(Component data from apps and pages)
[Start of section]

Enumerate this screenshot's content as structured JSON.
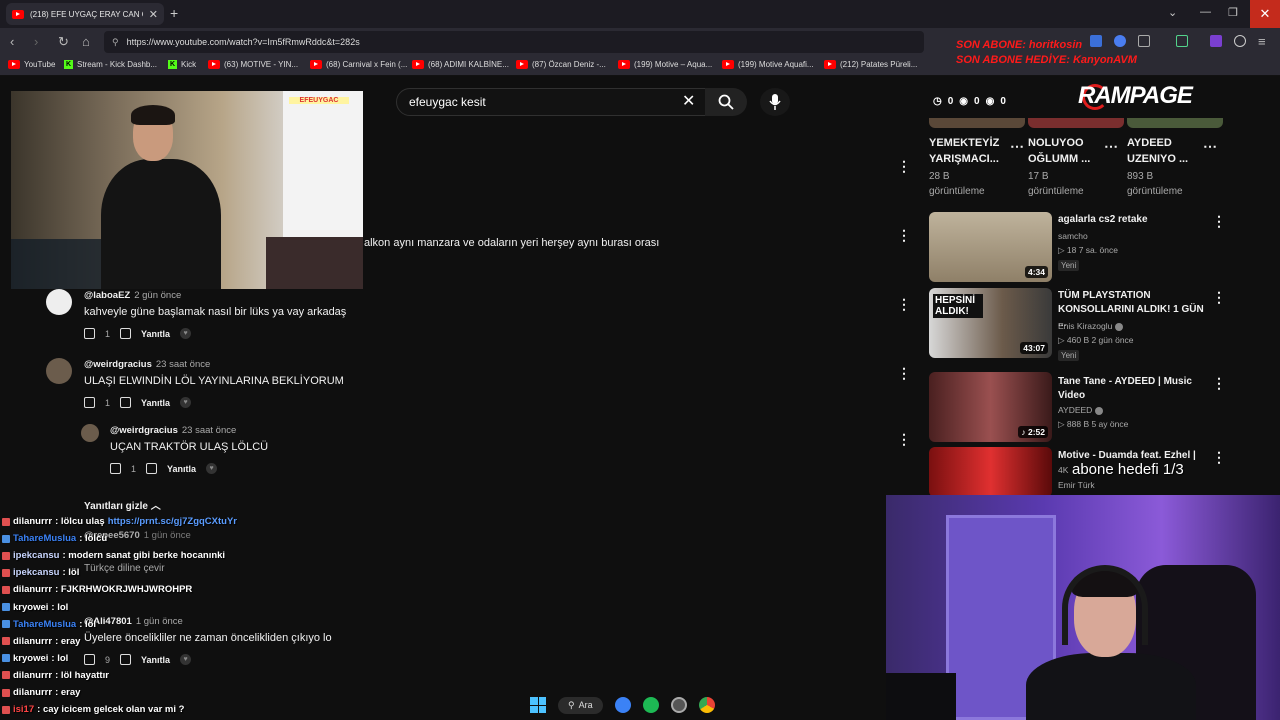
{
  "browser": {
    "tab_title": "(218) EFE UYGAÇ ERAY CAN Ö...",
    "url": "https://www.youtube.com/watch?v=Im5fRmwRddc&t=282s",
    "bookmarks": [
      "YouTube",
      "Stream - Kick Dashb...",
      "Kick",
      "(63) MOTIVE - YIN...",
      "(68) Carnival x Fein (...",
      "(68) ADIMI KALBİNE...",
      "(87) Özcan Deniz -...",
      "(199) Motive – Aqua...",
      "(199) Motive Aquafi...",
      "(212) Patates Püreli..."
    ]
  },
  "overlay": {
    "line1": "SON ABONE: horitkosin",
    "line2": "SON ABONE HEDİYE: KanyonAVM",
    "brand": "RAMPAGE",
    "sub_goal": "abone hedefi 1/3",
    "counters": [
      "0",
      "0",
      "0"
    ]
  },
  "search": {
    "query": "efeuygac kesit"
  },
  "comments": {
    "partial_text": "alkon aynı manzara ve odaların yeri herşey aynı burası orası",
    "items": [
      {
        "handle": "@laboaEZ",
        "time": "2 gün önce",
        "text": "kahveyle güne başlamak nasıl bir lüks ya vay arkadaş",
        "likes": "1",
        "reply": "Yanıtla"
      },
      {
        "handle": "@weirdgracius",
        "time": "23 saat önce",
        "text": "ULAŞI ELWINDİN LÖL YAYINLARINA BEKLİYORUM",
        "likes": "1",
        "reply": "Yanıtla"
      },
      {
        "handle": "@weirdgracius",
        "time": "23 saat önce",
        "text": "UÇAN TRAKTÖR ULAŞ LÖLCÜ",
        "likes": "1",
        "reply": "Yanıtla"
      },
      {
        "handle": "@repee5670",
        "time": "1 gün önce",
        "text": "",
        "likes": "",
        "reply": ""
      },
      {
        "handle": "@Ali47801",
        "time": "1 gün önce",
        "text": "Üyelere öncelikliler ne zaman öncelikliden çıkıyo lo",
        "likes": "9",
        "reply": "Yanıtla"
      }
    ],
    "hide_replies": "Yanıtları gizle",
    "translate": "Türkçe diline çevir"
  },
  "chat": [
    {
      "user": "dilanurrr",
      "msg": " : lölcu ulaş ",
      "link": "https://prnt.sc/gj7ZgqCXtuYr",
      "color": "#ffffff"
    },
    {
      "user": "TahareMuslua",
      "msg": " : lölcü",
      "link": "",
      "color": "#3b82f6"
    },
    {
      "user": "ipekcansu",
      "msg": " : modern sanat gibi berke hocanınki",
      "link": "",
      "color": "#c9d6ff"
    },
    {
      "user": "ipekcansu",
      "msg": " : löl",
      "link": "",
      "color": "#c9d6ff"
    },
    {
      "user": "dilanurrr",
      "msg": " : FJKRHWOKRJWHJWROHPR",
      "link": "",
      "color": "#ffffff"
    },
    {
      "user": "kryowei",
      "msg": " : lol",
      "link": "",
      "color": "#ffffff"
    },
    {
      "user": "TahareMuslua",
      "msg": " : löl",
      "link": "",
      "color": "#3b82f6"
    },
    {
      "user": "dilanurrr",
      "msg": " : eray",
      "link": "",
      "color": "#ffffff"
    },
    {
      "user": "kryowei",
      "msg": " : lol",
      "link": "",
      "color": "#ffffff"
    },
    {
      "user": "dilanurrr",
      "msg": " : löl hayattır",
      "link": "",
      "color": "#ffffff"
    },
    {
      "user": "dilanurrr",
      "msg": " : eray",
      "link": "",
      "color": "#ffffff"
    },
    {
      "user": "isi17",
      "msg": " : cay icicem gelcek olan var mi ?",
      "link": "",
      "color": "#ff4444"
    }
  ],
  "sidebar": {
    "top_row": [
      {
        "title_1": "YEMEKTEYİZ",
        "title_2": "YARIŞMACI...",
        "views": "28 B",
        "views_label": "görüntüleme"
      },
      {
        "title_1": "NOLUYOO",
        "title_2": "OĞLUMM ...",
        "views": "17 B",
        "views_label": "görüntüleme"
      },
      {
        "title_1": "AYDEED",
        "title_2": "UZENIYO ...",
        "views": "893 B",
        "views_label": "görüntüleme"
      }
    ],
    "videos": [
      {
        "title": "agalarla cs2 retake",
        "channel": "samcho",
        "stats": "▷ 18  7 sa. önce",
        "badge": "Yeni",
        "duration": "4:34"
      },
      {
        "title": "TÜM PLAYSTATION KONSOLLARINI ALDIK! 1 GÜN ...",
        "channel": "Enis Kirazoglu",
        "stats": "▷ 460 B  2 gün önce",
        "badge": "Yeni",
        "duration": "43:07",
        "thumb_text": "HEPSİNİ ALDIK!"
      },
      {
        "title": "Tane Tane - AYDEED | Music Video",
        "channel": "AYDEED",
        "stats": "▷ 888 B  5 ay önce",
        "badge": "",
        "duration": "♪ 2:52"
      },
      {
        "title": "Motive - Duamda feat. Ezhel |",
        "channel": "Emir Türk",
        "stats": "",
        "badge": "",
        "duration": "",
        "res": "4K"
      }
    ]
  },
  "taskbar": {
    "search_label": "Ara"
  },
  "colors": {
    "yt_red": "#ff0000",
    "bg": "#0f0f0f",
    "overlay_red": "#ff1a1a",
    "close_red": "#c42b1c"
  }
}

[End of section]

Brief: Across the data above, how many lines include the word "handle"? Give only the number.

Solution to this task: 5